Hotel Fuerst Bismarck has been classified as a superior 3-star hotel which is set in a leisure cum tourist area. It is located minutes away from Hamburg Dungeon, Park Planten un Blomen and Congress Center Hamburg. The hotel building was renovated in 2012. Our hotel rate was without breakfast but according to the receptionist they serves a rich buffet breakfast every morning. Besides, their popular restaurant serves special meals which guests can enjoy. They also has a lounge bar serving bottled drinks.




There’s various facilities in the hotel that the guests may use, i.e. shopping service, wake up service and 24-hour reception including facilities for those who want them to do currency exchange, a garage and a tour desk. The hotel boasts central location in Hamburg close to Hauptbahnhof Nord underground station. Approximately 20 minutes from the center of Hamburg. Wi-Fi, bathroom amenities, bottled water, flat screen TV etc. is being provided free of charge. And do enjoy a free apple at the reception desk. You may take as many as you can eat.


Antique cabinet that I adored

Hotel Fuerst Bismarck provides easy access to the Hauptbahnhof city rail and a fast access to Hamburg airport which is about 10km away from the hotel. The hotel check in time is from 13:00 hours and check out at until 11:00 hours. An extra bed is charged at EUR 25 per person per night in an extra bed. There are 3 types of bedroom available, a Standard room, a Comfort room and a Superior room. Except for superior the standard and comfort measured 18m2 and 24m2 respectively. Superior room is set in extra charming and individually designed room to give their guest a relaxed feeling, boasts high-quality sleeping zone, seating area, functional desk space and fully equipped bathroom with shower.

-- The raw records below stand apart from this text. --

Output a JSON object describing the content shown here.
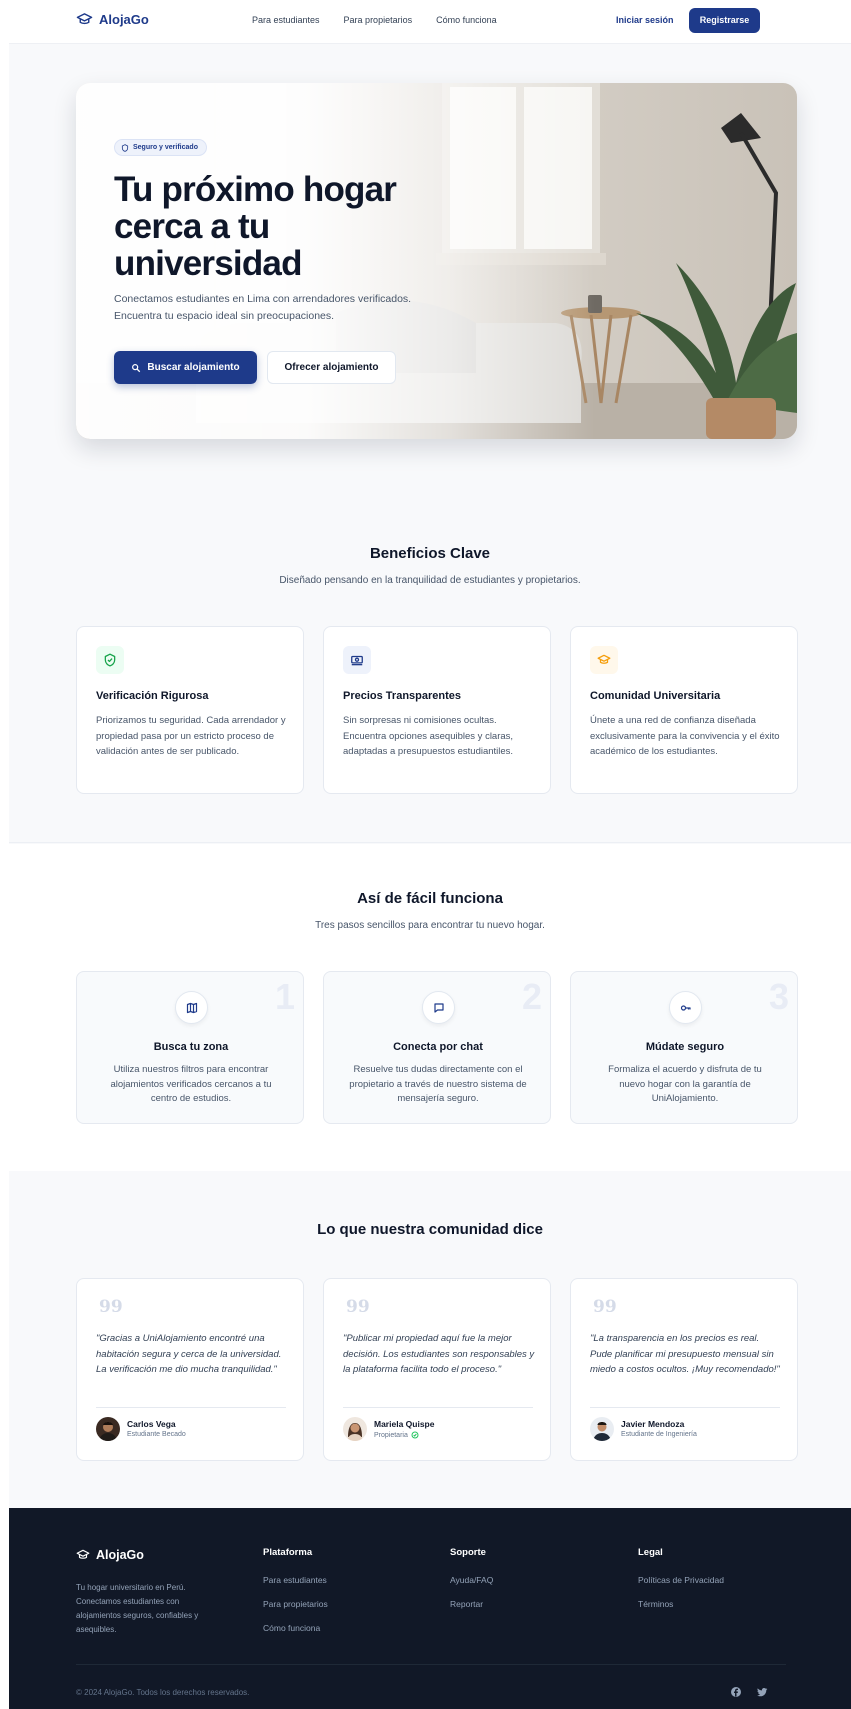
{
  "brand": {
    "name": "AlojaGo",
    "logo_icon": "graduation-cap-icon",
    "primary_color": "#1e3a8a"
  },
  "nav": {
    "links": [
      "Para estudiantes",
      "Para propietarios",
      "Cómo funciona"
    ],
    "login_label": "Iniciar sesión",
    "signup_label": "Registrarse"
  },
  "hero": {
    "badge": "Seguro y verificado",
    "title": "Tu próximo hogar cerca a tu universidad",
    "subtitle": "Conectamos estudiantes en Lima con arrendadores verificados. Encuentra tu espacio ideal sin preocupaciones.",
    "primary_button": "Buscar alojamiento",
    "secondary_button": "Ofrecer alojamiento"
  },
  "benefits": {
    "title": "Beneficios Clave",
    "subtitle": "Diseñado pensando en la tranquilidad de estudiantes y propietarios.",
    "items": [
      {
        "icon": "shield-check-icon",
        "color": "#16a34a",
        "title": "Verificación Rigurosa",
        "text": "Priorizamos tu seguridad. Cada arrendador y propiedad pasa por un estricto proceso de validación antes de ser publicado."
      },
      {
        "icon": "money-icon",
        "color": "#1e3a8a",
        "title": "Precios Transparentes",
        "text": "Sin sorpresas ni comisiones ocultas. Encuentra opciones asequibles y claras, adaptadas a presupuestos estudiantiles."
      },
      {
        "icon": "graduation-cap-icon",
        "color": "#f59e0b",
        "title": "Comunidad Universitaria",
        "text": "Únete a una red de confianza diseñada exclusivamente para la convivencia y el éxito académico de los estudiantes."
      }
    ]
  },
  "steps": {
    "title": "Así de fácil funciona",
    "subtitle": "Tres pasos sencillos para encontrar tu nuevo hogar.",
    "items": [
      {
        "number": "1",
        "icon": "map-icon",
        "title": "Busca tu zona",
        "text": "Utiliza nuestros filtros para encontrar alojamientos verificados cercanos a tu centro de estudios."
      },
      {
        "number": "2",
        "icon": "chat-icon",
        "title": "Conecta por chat",
        "text": "Resuelve tus dudas directamente con el propietario a través de nuestro sistema de mensajería seguro."
      },
      {
        "number": "3",
        "icon": "key-icon",
        "title": "Múdate seguro",
        "text": "Formaliza el acuerdo y disfruta de tu nuevo hogar con la garantía de UniAlojamiento."
      }
    ]
  },
  "testimonials": {
    "title": "Lo que nuestra comunidad dice",
    "quote_mark": "99",
    "items": [
      {
        "quote": "\"Gracias a UniAlojamiento encontré una habitación segura y cerca de la universidad. La verificación me dio mucha tranquilidad.\"",
        "name": "Carlos Vega",
        "role": "Estudiante Becado",
        "verified": false
      },
      {
        "quote": "\"Publicar mi propiedad aquí fue la mejor decisión. Los estudiantes son responsables y la plataforma facilita todo el proceso.\"",
        "name": "Mariela Quispe",
        "role": "Propietaria",
        "verified": true
      },
      {
        "quote": "\"La transparencia en los precios es real. Pude planificar mi presupuesto mensual sin miedo a costos ocultos. ¡Muy recomendado!\"",
        "name": "Javier Mendoza",
        "role": "Estudiante de Ingeniería",
        "verified": false
      }
    ]
  },
  "footer": {
    "brand": "AlojaGo",
    "description": "Tu hogar universitario en Perú. Conectamos estudiantes con alojamientos seguros, confiables y asequibles.",
    "columns": [
      {
        "title": "Plataforma",
        "links": [
          "Para estudiantes",
          "Para propietarios",
          "Cómo funciona"
        ]
      },
      {
        "title": "Soporte",
        "links": [
          "Ayuda/FAQ",
          "Reportar"
        ]
      },
      {
        "title": "Legal",
        "links": [
          "Políticas de Privacidad",
          "Términos"
        ]
      }
    ],
    "copyright": "© 2024 AlojaGo. Todos los derechos reservados.",
    "social": [
      "facebook-icon",
      "twitter-icon"
    ]
  }
}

Access area and lifts for easy convenience, especially when dealing with luggage